# Problem requirements
Each line of the listing below that includes "data" must be copied.

# Extracted material
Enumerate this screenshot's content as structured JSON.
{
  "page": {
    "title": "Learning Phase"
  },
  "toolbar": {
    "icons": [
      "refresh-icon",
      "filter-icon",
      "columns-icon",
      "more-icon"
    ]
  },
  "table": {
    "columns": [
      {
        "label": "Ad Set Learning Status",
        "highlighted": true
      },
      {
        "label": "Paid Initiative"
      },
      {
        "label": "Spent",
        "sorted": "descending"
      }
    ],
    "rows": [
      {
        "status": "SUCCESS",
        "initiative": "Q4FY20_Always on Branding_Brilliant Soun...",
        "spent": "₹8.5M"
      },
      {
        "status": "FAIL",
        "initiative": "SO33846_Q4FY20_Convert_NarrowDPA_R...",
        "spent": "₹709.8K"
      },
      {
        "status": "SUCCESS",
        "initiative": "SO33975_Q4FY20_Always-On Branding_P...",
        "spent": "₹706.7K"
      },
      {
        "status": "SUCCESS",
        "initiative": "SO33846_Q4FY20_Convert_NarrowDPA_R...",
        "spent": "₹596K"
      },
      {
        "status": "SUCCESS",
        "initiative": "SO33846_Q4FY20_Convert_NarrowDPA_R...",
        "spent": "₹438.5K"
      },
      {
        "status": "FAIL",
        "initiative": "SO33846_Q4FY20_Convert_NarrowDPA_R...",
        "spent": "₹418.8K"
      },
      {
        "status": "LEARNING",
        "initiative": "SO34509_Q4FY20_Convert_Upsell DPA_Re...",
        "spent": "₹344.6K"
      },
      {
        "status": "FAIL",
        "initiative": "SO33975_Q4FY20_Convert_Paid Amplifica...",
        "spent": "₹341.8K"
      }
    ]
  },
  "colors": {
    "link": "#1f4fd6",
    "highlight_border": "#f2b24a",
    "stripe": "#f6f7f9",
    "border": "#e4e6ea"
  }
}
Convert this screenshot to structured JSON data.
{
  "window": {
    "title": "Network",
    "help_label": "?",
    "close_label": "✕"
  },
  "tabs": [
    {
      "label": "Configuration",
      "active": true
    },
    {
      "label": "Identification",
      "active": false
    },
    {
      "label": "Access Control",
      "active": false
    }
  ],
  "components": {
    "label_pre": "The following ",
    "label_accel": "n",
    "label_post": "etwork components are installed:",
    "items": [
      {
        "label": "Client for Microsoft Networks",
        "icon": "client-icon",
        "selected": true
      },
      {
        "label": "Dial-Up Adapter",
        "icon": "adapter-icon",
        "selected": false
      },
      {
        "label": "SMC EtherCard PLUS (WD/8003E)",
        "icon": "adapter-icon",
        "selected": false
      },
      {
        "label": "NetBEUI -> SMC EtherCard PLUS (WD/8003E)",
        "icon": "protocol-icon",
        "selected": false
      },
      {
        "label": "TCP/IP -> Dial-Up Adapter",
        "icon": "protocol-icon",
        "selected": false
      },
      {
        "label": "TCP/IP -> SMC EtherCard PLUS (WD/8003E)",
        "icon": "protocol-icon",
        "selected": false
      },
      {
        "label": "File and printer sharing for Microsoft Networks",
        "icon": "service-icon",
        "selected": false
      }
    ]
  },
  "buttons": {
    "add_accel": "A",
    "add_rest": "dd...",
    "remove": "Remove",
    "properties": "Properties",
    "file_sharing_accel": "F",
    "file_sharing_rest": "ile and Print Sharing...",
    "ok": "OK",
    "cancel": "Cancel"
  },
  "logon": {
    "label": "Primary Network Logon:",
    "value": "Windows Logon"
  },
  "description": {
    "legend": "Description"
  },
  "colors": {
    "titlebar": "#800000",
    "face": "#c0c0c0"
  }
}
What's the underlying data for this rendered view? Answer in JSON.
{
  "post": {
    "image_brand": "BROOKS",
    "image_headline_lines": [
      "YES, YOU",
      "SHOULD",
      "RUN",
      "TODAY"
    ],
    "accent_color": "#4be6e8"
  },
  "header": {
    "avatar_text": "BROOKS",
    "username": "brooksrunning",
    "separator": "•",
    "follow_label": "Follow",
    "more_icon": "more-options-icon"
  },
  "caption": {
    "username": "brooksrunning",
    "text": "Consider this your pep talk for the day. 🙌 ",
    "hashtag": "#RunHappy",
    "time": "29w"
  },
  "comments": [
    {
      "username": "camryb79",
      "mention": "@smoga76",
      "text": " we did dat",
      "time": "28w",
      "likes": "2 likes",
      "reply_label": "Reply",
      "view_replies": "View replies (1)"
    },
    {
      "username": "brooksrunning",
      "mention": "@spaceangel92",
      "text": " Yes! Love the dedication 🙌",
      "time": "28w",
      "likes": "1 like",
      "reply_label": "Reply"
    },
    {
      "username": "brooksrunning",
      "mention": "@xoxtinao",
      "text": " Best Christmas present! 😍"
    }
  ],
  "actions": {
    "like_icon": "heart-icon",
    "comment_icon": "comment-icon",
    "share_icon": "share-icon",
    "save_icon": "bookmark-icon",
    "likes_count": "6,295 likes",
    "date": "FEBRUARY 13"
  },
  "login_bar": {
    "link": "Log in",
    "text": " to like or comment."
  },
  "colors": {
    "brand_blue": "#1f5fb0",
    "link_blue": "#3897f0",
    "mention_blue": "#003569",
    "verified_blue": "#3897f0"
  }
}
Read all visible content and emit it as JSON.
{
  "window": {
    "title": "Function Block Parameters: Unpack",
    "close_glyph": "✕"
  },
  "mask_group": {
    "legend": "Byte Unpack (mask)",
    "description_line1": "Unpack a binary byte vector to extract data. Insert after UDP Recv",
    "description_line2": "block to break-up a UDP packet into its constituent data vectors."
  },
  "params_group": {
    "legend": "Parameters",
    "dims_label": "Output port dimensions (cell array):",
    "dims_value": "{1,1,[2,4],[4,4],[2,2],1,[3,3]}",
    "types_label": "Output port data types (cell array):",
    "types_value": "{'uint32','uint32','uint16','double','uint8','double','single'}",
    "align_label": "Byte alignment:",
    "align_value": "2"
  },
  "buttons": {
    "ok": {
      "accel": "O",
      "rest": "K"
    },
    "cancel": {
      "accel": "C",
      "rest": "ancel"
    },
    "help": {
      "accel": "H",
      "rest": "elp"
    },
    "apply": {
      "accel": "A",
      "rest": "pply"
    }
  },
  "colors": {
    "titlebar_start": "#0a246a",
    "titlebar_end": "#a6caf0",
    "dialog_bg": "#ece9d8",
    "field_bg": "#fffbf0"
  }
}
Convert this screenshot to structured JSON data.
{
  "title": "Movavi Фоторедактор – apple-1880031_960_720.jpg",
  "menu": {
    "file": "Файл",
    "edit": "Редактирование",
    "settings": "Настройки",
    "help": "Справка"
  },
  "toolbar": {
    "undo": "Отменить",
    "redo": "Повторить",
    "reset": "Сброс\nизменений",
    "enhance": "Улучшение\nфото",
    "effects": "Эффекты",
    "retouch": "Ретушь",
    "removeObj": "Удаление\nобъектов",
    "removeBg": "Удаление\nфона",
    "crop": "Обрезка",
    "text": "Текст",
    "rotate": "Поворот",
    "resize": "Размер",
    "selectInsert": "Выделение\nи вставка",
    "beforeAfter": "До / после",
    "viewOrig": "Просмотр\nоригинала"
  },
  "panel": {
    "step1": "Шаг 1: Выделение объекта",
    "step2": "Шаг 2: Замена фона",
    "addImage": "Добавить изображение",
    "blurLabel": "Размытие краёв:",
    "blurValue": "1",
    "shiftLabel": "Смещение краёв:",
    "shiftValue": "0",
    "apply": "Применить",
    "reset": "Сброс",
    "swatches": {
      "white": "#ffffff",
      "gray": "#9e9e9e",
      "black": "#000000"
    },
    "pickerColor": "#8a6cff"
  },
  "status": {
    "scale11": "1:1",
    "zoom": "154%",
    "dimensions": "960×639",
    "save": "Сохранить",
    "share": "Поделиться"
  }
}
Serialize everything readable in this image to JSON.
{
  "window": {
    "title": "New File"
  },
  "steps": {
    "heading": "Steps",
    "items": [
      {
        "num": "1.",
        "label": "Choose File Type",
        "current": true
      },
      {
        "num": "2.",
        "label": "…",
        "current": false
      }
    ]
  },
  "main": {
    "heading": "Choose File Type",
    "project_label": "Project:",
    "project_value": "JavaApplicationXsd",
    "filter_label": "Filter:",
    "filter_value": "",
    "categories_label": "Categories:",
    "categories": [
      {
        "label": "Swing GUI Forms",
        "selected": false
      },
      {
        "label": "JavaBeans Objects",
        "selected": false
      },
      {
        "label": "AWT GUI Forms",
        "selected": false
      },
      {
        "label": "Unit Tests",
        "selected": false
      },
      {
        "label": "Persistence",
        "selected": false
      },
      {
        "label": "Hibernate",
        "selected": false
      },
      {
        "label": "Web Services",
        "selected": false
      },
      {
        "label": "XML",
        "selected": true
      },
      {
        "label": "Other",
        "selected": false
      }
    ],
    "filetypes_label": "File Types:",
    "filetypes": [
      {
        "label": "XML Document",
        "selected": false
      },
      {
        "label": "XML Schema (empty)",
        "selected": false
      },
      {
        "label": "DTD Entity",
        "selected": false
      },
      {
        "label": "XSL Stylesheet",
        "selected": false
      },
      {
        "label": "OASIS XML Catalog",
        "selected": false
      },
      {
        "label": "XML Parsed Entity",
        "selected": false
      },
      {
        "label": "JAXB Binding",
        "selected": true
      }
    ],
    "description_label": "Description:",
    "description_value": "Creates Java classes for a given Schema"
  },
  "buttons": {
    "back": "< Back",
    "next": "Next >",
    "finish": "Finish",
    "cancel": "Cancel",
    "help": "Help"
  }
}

# Response for this exercise
Convert this screenshot to structured JSON data.
What's the underlying data for this rendered view? Answer in JSON.
    "description_line1": "Unpack a binary byte vector to extract data. Insert after UDP Recv",
    "description_line2": "block to break-up a UDP packet into its constituent data vectors."
    "types_label": "Output port data types (cell array):",
Convert this screenshot to structured JSON data.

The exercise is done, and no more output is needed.